Stats SA this week reported that the average monthly salary for South Africans has declined, while other data shows that the average take-home pay has dropped dramatically.
According to Stats SA, average monthly earnings paid to employees in the formal non-agricultural sector decreased from R20,060 in November 2017 to R19,858 in February 2018 – though this was up 5% year on year from R18,913 in February 2017.
Expressed as an annual salary, this equates to R238,300 a year.
A separate release from BankservAfrica showed that the average take-home salary was significantly lower at R13,621 a month – or R163,450 a year.
It must be noted that South Africa’s average salary data is skewed by large levels of inequality, and excludes the large informal sector. South Africa also has high levels of unemployment, which is not factored into the bigger picture here.
How SA compares versus the rest of the world
Sticking with how South Africa’s formal sector is remunerated compared to the world, we can look at the OECD, which publishes data on average annual salaries across the partner regions.
While South Africa is not included in the data set, we are able to use conversion data from IMF to see how our average salaries would fit in.
The OECD uses gross salary numbers as at the end of 2017, so the data from Stats SA for February 2018 is the closest comparison we have.

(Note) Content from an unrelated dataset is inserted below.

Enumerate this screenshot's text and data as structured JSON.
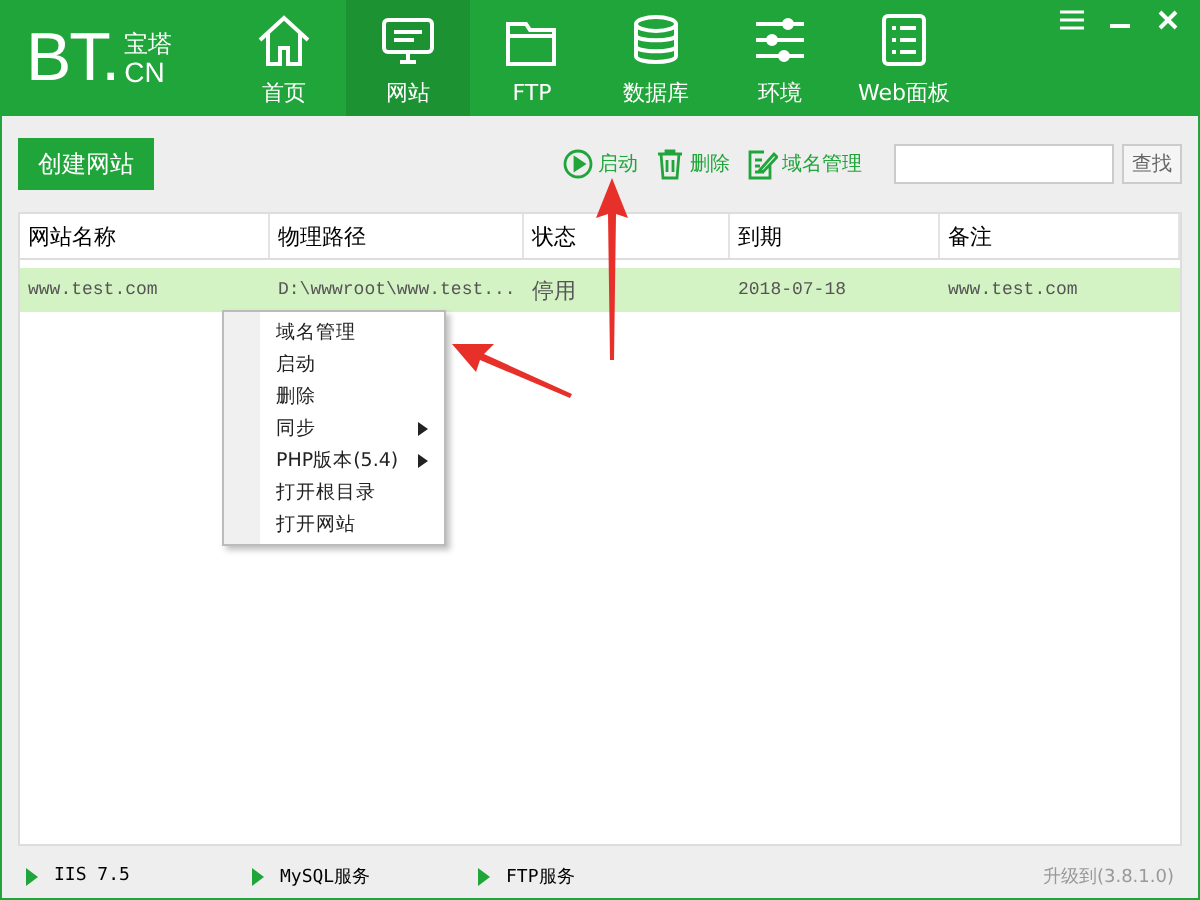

The OECD figures are also reported in ‘international dollars’, which takes purchasing power parity into account.
South Africa’s average salary per year translates to $17,105 in dollar terms, but the country has a local purchasing power almost twice the value of the US$ – a fair value exchange of R6.25 to the dollar, according to the IMF (2018).
That means that the R238,300 average annual salary in South Africa is equal to $38,128 in PPP dollar terms.
This puts South Africa’s average salary around the same levels as European nations like Italy and Spain.
The graphic below outlines the highest-paying countries in the world, and where South Africa fits in.